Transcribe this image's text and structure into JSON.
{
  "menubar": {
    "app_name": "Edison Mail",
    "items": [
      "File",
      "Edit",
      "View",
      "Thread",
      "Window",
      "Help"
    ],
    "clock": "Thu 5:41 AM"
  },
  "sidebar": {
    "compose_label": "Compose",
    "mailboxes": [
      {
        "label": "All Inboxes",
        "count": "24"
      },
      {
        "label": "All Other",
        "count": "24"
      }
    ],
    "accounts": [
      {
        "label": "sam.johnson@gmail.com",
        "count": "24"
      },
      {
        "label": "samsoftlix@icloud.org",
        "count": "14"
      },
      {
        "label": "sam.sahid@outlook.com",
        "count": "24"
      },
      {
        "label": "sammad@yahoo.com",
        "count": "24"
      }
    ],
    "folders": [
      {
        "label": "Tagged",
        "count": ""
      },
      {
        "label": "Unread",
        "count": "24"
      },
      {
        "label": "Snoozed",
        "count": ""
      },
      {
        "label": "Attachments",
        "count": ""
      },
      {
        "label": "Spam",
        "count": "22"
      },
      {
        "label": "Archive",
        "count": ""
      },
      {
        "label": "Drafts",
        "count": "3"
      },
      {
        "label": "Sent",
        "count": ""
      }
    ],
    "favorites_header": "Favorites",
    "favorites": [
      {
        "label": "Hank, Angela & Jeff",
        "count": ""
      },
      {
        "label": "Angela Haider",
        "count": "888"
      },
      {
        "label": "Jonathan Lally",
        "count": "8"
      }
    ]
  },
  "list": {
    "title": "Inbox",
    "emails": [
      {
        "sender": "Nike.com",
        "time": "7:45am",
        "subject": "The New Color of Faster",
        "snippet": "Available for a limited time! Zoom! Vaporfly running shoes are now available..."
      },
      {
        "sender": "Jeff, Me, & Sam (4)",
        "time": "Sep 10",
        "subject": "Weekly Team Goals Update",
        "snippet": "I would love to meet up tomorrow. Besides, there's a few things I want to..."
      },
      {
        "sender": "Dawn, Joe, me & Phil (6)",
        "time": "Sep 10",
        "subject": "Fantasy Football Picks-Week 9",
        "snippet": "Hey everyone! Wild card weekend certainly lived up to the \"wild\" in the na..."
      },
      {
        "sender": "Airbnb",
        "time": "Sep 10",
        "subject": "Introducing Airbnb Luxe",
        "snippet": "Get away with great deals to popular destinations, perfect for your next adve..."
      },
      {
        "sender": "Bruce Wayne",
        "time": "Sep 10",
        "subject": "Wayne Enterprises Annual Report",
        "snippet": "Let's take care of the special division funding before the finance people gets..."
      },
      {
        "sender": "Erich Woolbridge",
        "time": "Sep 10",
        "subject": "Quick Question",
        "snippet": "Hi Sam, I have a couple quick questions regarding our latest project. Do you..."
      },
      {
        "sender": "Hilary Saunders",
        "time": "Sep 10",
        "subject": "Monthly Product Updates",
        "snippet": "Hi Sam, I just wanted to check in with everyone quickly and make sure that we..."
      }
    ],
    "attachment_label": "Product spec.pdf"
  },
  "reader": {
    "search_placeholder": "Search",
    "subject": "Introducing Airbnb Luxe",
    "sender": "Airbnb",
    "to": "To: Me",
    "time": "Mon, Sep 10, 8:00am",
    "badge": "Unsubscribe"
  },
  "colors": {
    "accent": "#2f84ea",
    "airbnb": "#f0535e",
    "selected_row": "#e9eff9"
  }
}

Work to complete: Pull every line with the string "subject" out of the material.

Written answer:
        "subject": "The New Color of Faster",
        "subject": "Weekly Team Goals Update",
        "subject": "Fantasy Football Picks-Week 9",
        "subject": "Introducing Airbnb Luxe",
        "subject": "Wayne Enterprises Annual Report",
        "subject": "Quick Question",
        "subject": "Monthly Product Updates",
    "subject": "Introducing Airbnb Luxe",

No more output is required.